» **Task instructions**
Lines in the listing below containing the string "checked" are to be identified and copied.

» **Extracted information**
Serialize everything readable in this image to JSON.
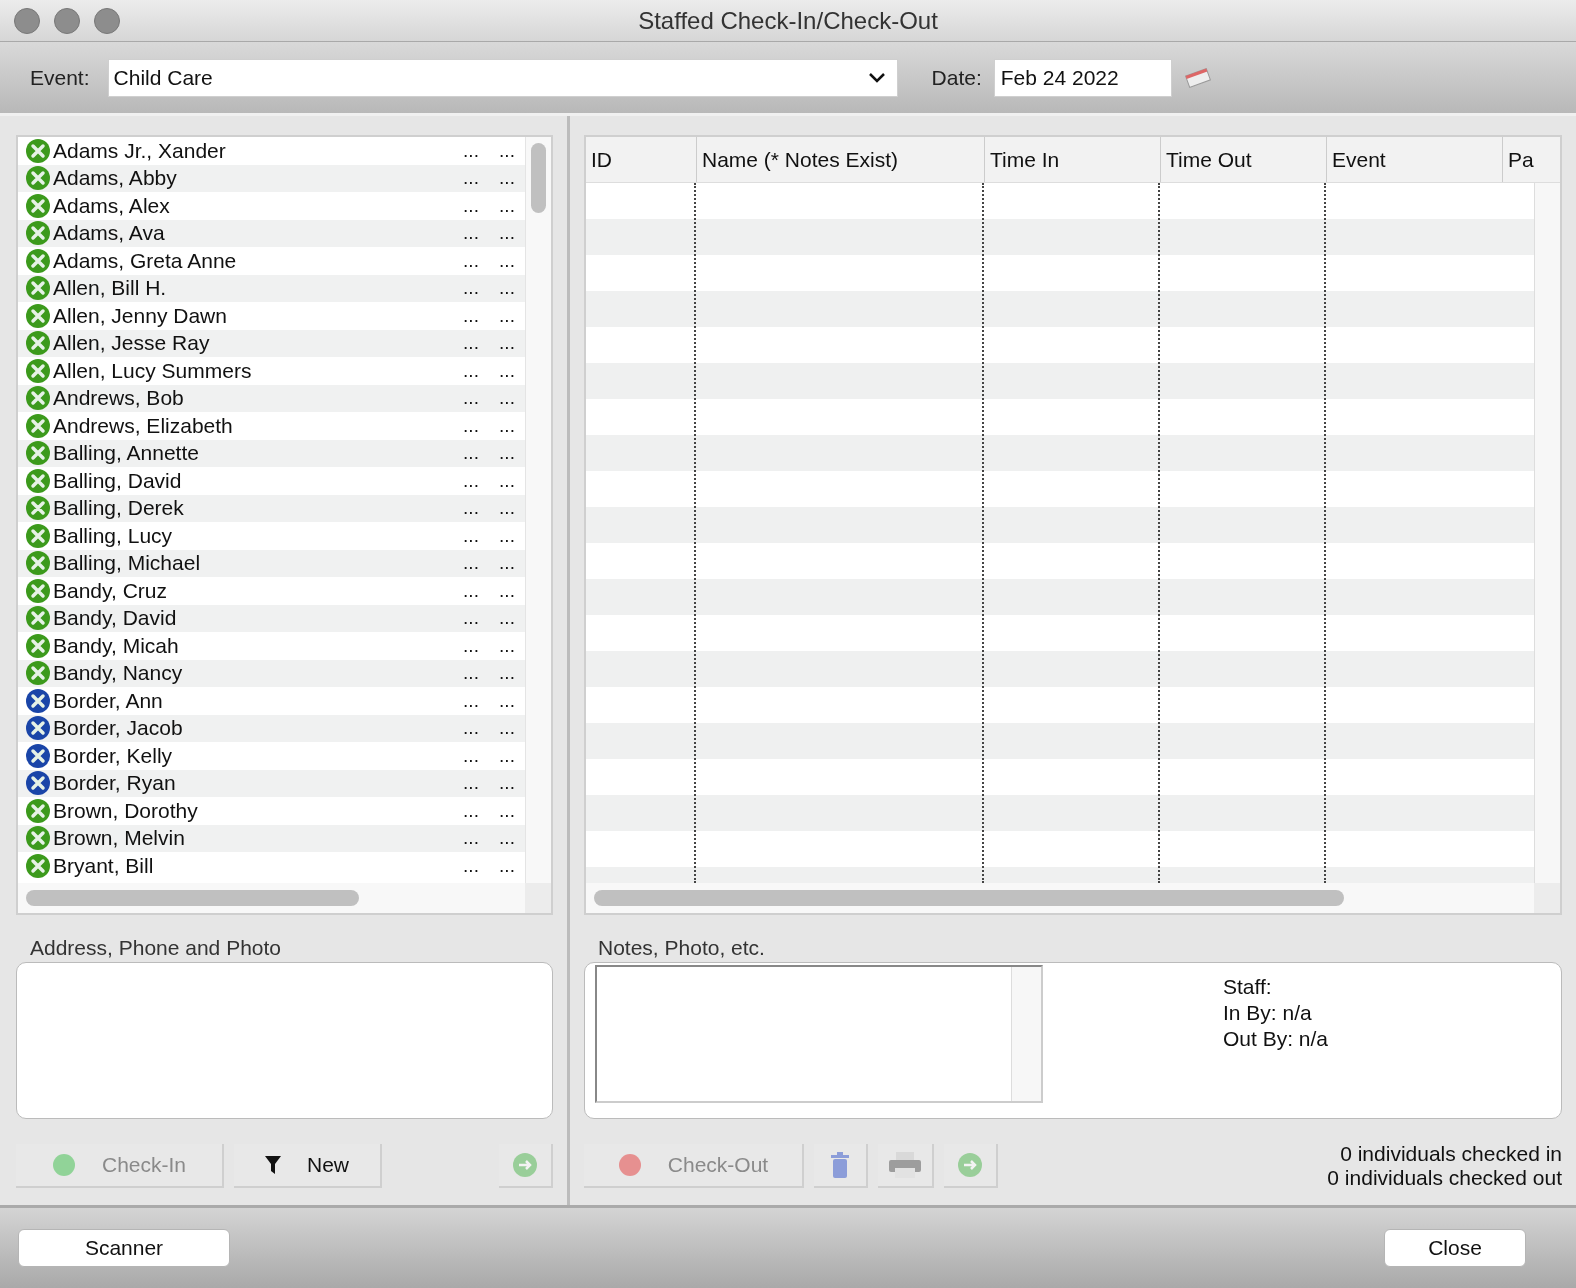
{
  "window": {
    "title": "Staffed Check-In/Check-Out"
  },
  "toolbar": {
    "event_label": "Event:",
    "event_value": "Child Care",
    "date_label": "Date:",
    "date_value": "Feb 24 2022"
  },
  "people": [
    {
      "name": "Adams Jr., Xander",
      "color": "#3c9a1c",
      "column_2": "...",
      "column_3": "..."
    },
    {
      "name": "Adams, Abby",
      "color": "#3c9a1c",
      "column_2": "...",
      "column_3": "..."
    },
    {
      "name": "Adams, Alex",
      "color": "#3c9a1c",
      "column_2": "...",
      "column_3": "..."
    },
    {
      "name": "Adams, Ava",
      "color": "#3c9a1c",
      "column_2": "...",
      "column_3": "..."
    },
    {
      "name": "Adams, Greta Anne",
      "color": "#3c9a1c",
      "column_2": "...",
      "column_3": "..."
    },
    {
      "name": "Allen, Bill H.",
      "color": "#3c9a1c",
      "column_2": "...",
      "column_3": "..."
    },
    {
      "name": "Allen, Jenny Dawn",
      "color": "#3c9a1c",
      "column_2": "...",
      "column_3": "..."
    },
    {
      "name": "Allen, Jesse Ray",
      "color": "#3c9a1c",
      "column_2": "...",
      "column_3": "..."
    },
    {
      "name": "Allen, Lucy Summers",
      "color": "#3c9a1c",
      "column_2": "...",
      "column_3": "..."
    },
    {
      "name": "Andrews, Bob",
      "color": "#3c9a1c",
      "column_2": "...",
      "column_3": "..."
    },
    {
      "name": "Andrews, Elizabeth",
      "color": "#3c9a1c",
      "column_2": "...",
      "column_3": "..."
    },
    {
      "name": "Balling, Annette",
      "color": "#3c9a1c",
      "column_2": "...",
      "column_3": "..."
    },
    {
      "name": "Balling, David",
      "color": "#3c9a1c",
      "column_2": "...",
      "column_3": "..."
    },
    {
      "name": "Balling, Derek",
      "color": "#3c9a1c",
      "column_2": "...",
      "column_3": "..."
    },
    {
      "name": "Balling, Lucy",
      "color": "#3c9a1c",
      "column_2": "...",
      "column_3": "..."
    },
    {
      "name": "Balling, Michael",
      "color": "#3c9a1c",
      "column_2": "...",
      "column_3": "..."
    },
    {
      "name": "Bandy, Cruz",
      "color": "#3c9a1c",
      "column_2": "...",
      "column_3": "..."
    },
    {
      "name": "Bandy, David",
      "color": "#3c9a1c",
      "column_2": "...",
      "column_3": "..."
    },
    {
      "name": "Bandy, Micah",
      "color": "#3c9a1c",
      "column_2": "...",
      "column_3": "..."
    },
    {
      "name": "Bandy, Nancy",
      "color": "#3c9a1c",
      "column_2": "...",
      "column_3": "..."
    },
    {
      "name": "Border, Ann",
      "color": "#1a45a8",
      "column_2": "...",
      "column_3": "..."
    },
    {
      "name": "Border, Jacob",
      "color": "#1a45a8",
      "column_2": "...",
      "column_3": "..."
    },
    {
      "name": "Border, Kelly",
      "color": "#1a45a8",
      "column_2": "...",
      "column_3": "..."
    },
    {
      "name": "Border, Ryan",
      "color": "#1a45a8",
      "column_2": "...",
      "column_3": "..."
    },
    {
      "name": "Brown, Dorothy",
      "color": "#3c9a1c",
      "column_2": "...",
      "column_3": "..."
    },
    {
      "name": "Brown, Melvin",
      "color": "#3c9a1c",
      "column_2": "...",
      "column_3": "..."
    },
    {
      "name": "Bryant, Bill",
      "color": "#3c9a1c",
      "column_2": "...",
      "column_3": "..."
    }
  ],
  "table": {
    "columns": [
      "ID",
      "Name (* Notes Exist)",
      "Time In",
      "Time Out",
      "Event",
      "Pa"
    ]
  },
  "address_panel": {
    "title": "Address, Phone and Photo"
  },
  "notes_panel": {
    "title": "Notes, Photo, etc.",
    "staff_lines": [
      "Staff:",
      "In By: n/a",
      "Out By: n/a"
    ]
  },
  "left_buttons": [
    {
      "kind": "check-in",
      "label": "Check-In",
      "disabled": true
    },
    {
      "kind": "filter",
      "label": "New",
      "disabled": false
    },
    {
      "kind": "forward",
      "disabled": true
    }
  ],
  "right_buttons": [
    {
      "kind": "check-out",
      "label": "Check-Out",
      "disabled": true
    },
    {
      "kind": "trash",
      "disabled": true
    },
    {
      "kind": "print",
      "disabled": true
    },
    {
      "kind": "forward",
      "disabled": true
    }
  ],
  "status": [
    "0 individuals checked in",
    "0 individuals checked out"
  ],
  "footer_buttons": [
    "Scanner",
    "Close"
  ]
}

» **Exercise result**
    "0 individuals checked in",
    "0 individuals checked out"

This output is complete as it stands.